A more negative reading of Europe’s future focuses on the crime-ridden ghettos where most European Muslims live. European welfare states have trapped Muslim youth in permanent unemployment in countries that contemptuously feed and house them. High minimum wages, payroll taxes, and labor protection laws mean that European economies do not have the dynamism to create large numbers of entry-level service sector jobs. There is also widespread discrimination in hiring practices. A February 2015 survey of Flemish temp agencies found that two-thirds of temp agencies heed clients’ wishes to refrain from hiring cleaning personnel of immigrant descent. Sorbonne scholar Jean-François Amadieu found that in France male job applicants with North African sounding names receive one-third of the invitations for job interviews as white applicants with equivalent qualifications.

But for many Muslim youth, cultural dislocation is even more wrenching than economic alienation. Ian Buruma reports that second-generation Moroccan men are ten times more likely to suffer from schizophrenia than native Europeans from similar economic backgrounds. As Junes Kock, a Danish convert to Islam, said, “we Muslims in no way need your help to drag us down into a sad, Western culture where youth suffer from a capitalist existential void which causes widespread depression, addiction,…and an alarmingly high rate of suicide.” Even atheist French novelist Michel Houellebecq, who called Islam the world’s “stupidest” religion, admits that he sees benefits in the Muslim conversion experience. Theodore Dalrymple, another harsh critic of Islam, writes that Muslim girls who are removed from school at the age twelve often end up vastly superior to their white counterparts in manners, outlook, and intelligence.

In contrast to American Muslims, who tend to be affluent, integrated, and educated, second- and third-generation European Muslims are more alienated from European cultures than their parents and grandparents were. European Muslim youth are increasingly finding dignity in Muslim identities in closed communities that reject the surrounding culture as “the land of unbelief.” Most of these re-Islamized youth embrace quietist and peaceable Islamic traditions such as sufi mysticism, Tablighi sectarianism, and pietistic salafism. Others embrace Tariq Ramadan’s political mixture of globalism, socialism, and Islamism. A small minority passes from voluntary sectarianism into violence, escaping cultural dislocations to participate in a cosmic struggle that explains their rage and imposes upon them an obligation to retaliate. But for all these youth, their primary identity is a Muslim identity, not a European identity. European countries seem incapable of fashioning a national identity that can connect Muslim youth to a common democratic culture, as the American creed does for immigrants to the United States. Garton Ash wonders whether the personal attitudes and behaviors of millions of Muslims and non-Muslims in Europe can change in time to avert a catastrophe. “I fear not,” he writes, “it’s already five minutes to midnight-and we are drinking in the last chance salon.”

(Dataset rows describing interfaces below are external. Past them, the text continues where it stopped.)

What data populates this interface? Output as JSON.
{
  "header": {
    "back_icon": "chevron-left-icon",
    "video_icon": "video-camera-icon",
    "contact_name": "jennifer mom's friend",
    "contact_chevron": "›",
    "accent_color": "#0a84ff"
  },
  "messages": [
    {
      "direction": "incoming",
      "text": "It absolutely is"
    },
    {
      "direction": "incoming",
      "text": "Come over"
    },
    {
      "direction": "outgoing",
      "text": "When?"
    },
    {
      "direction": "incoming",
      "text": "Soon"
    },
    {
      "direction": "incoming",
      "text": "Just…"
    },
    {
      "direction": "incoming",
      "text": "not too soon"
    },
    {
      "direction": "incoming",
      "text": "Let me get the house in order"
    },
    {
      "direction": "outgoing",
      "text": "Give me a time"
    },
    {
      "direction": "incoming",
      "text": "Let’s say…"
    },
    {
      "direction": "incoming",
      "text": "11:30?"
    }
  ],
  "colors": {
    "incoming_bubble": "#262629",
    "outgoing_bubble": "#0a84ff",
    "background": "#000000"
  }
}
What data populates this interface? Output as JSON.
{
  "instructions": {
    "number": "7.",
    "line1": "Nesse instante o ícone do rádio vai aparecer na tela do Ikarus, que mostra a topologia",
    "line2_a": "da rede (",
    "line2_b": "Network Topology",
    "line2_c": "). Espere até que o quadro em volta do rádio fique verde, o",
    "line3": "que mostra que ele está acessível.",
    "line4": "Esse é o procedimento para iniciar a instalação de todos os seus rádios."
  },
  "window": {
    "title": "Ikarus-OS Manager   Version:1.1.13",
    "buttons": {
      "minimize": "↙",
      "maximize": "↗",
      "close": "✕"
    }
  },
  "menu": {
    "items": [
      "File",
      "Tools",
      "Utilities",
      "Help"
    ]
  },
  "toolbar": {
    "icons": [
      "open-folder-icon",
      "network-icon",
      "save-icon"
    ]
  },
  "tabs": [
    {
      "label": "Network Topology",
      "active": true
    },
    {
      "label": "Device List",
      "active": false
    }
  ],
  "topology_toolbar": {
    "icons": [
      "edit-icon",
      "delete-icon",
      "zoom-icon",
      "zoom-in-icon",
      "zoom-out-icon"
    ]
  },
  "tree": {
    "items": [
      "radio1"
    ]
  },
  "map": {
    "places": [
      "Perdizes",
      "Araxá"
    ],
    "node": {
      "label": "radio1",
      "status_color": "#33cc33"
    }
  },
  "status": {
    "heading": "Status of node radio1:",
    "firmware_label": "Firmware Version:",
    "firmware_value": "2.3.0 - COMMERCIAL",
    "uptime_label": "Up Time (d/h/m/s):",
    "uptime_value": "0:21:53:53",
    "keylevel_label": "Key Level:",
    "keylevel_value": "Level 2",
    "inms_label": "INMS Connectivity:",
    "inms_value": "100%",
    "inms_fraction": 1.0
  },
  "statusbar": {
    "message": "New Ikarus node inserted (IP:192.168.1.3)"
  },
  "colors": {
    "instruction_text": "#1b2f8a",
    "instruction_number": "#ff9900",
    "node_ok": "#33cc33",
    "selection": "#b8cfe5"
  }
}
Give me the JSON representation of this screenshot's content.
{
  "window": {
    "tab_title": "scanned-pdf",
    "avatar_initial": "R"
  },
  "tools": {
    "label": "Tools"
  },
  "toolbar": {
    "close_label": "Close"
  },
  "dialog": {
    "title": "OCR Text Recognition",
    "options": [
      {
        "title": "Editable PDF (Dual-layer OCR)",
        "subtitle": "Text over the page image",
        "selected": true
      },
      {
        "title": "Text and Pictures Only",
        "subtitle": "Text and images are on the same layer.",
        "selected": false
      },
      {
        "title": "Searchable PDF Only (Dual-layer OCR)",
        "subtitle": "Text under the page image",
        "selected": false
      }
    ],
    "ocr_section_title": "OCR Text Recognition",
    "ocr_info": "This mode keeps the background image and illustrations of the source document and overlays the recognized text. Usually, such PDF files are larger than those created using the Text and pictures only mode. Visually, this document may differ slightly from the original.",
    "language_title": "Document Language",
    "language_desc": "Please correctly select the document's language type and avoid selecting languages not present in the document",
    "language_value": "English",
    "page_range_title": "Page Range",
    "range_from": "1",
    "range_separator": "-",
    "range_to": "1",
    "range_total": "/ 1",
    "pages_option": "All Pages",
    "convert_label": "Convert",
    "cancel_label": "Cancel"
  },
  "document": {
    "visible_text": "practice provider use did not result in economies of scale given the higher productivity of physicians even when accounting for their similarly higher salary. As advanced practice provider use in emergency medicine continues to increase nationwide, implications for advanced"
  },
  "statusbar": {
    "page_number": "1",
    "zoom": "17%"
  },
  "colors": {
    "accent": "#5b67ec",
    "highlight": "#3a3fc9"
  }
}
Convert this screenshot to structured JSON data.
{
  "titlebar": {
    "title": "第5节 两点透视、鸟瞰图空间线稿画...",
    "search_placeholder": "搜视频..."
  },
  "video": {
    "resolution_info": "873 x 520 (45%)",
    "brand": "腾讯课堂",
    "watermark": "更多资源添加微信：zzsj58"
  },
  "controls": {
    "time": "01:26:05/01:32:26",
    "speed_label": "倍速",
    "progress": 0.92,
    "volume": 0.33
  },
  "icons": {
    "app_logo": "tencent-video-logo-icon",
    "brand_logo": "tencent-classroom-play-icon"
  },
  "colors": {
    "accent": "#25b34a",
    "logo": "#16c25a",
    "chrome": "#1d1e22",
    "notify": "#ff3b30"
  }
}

A compassionate, organized, and tough-minded response to the Syrian civil war might have advertised the benefits of European civilization to the Muslim world and changed the perception that Europe is hostile to Islam. Europe has squandered this opportunity. In 2011, Europeans and Americans demanded that Bashar Assad step down, but they were unwilling to back up their demands with military power, even as Assad crossed red lines set by the West. In the absence of effective European and American action, Russia and Iran are intervening in Syria in ways that are almost certain to exacerbate the refugee crisis. Europe’s inability, politically, economically, and culturally, to absorb the millions of people who have yet to show up on its shores means that greater numbers of young men will languish in despair in Middle-Eastern and European refugee camps. Such people will become increasingly vulnerable to radicalization by ideologues who offer them hope for an apocalyptic end to the political and religious systems that have failed them.